By: Micaela Burrow, Daily Caller News Foundation
The Pentagon said its continued presence in Niger sends a message of hope for a possible diplomatic resolution to the “issue,” despite largely unsuccessful outreach from the State Department to get cooperation from the military officials attempting to take over the country.
While the Department of Defense (DOD) has paused joint training with the Nigerien armed forces, “some” security cooperation activities continue while the State Department and regional governments attempt to pressure the coup leaders to restore the ousted president, Pentagon deputy press secretary Sabrina Singh said at a briefing Tuesday. Although the latest U.S. recent diplomatic outreach met with a rigid response, the U.S. remains in contact with the “junta” that seized power on July 26, the Nigerien people and ousted President Mohamed Bazoum, Singh said.
“I think the fact that our force posture has not changed sends a message that we’re committed to the region, we’re committed to Niger,” she said. “If something does happen that needs to adjust, we will adjust, but right now, that is where we stand.”

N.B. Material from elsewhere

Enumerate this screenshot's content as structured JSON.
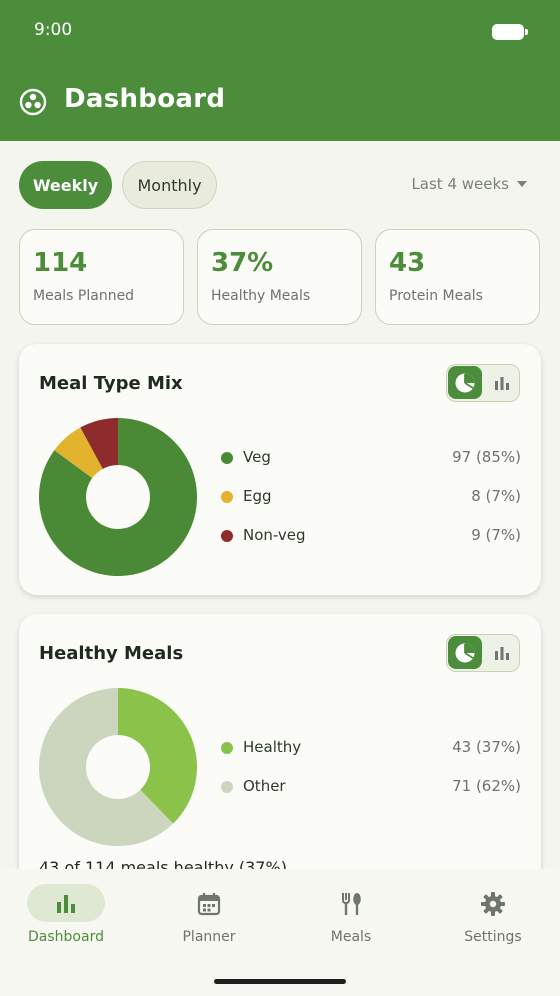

“We hope that this issue can be resolved peacefully,” she added.
A diplomatic solution remains elusive after Acting Deputy Secretary of State Victoria Nuland made a “difficult” trip to Niger, saying Monday from the West African country she had proposed U.S. assistance in reconciling the concerns of all parties but did not find the junta receptive.
She met with one of the coup participants, formerly considered a close U.S. ally, but was denied an audience with Gen. Abdourahmane Tchiani, who spearheaded the takeover.
“They are quite firm in their view on how they want to proceed, and it does not comport with the constitution of Niger … it was difficult today, and I will be straight up about that,” she said at a press briefing.
The U.S. has about 1,000 troops in Niger tasked with training the Nigerien military and conducting counterterrorism operations. So far, the Pentagon has no intent to withdraw or permanently suspend certain cooperation activities, but Nuland made a point to tell the soldiers who carried out the coup that U.S. security and economic assistance would legally cease if the leaders failed to adhere to the democratic process.
“It sends an incredibly effective message that we have not changed our force posture that we have not taken our troops out right now because we want to send a message to the Nigeriens that we stand with you,” Singh said. If the junta began threatening the lives of American troops, then things could change, she added.
The U.S. embassy continues to function at a reduced level of operations.
The coup leaders announced a new prime minister, former Finance Minister Lamine Zen, and a new head of the presidential guard on Monday, according to The New York Times.
Ruling leaders refused a delegation of United Nations, African Union and the Economic Community of West African States (ECOWAS) leaders seeking a meeting, the NYT reported.
Related Story: 5 Things to Know About the Coup in Niger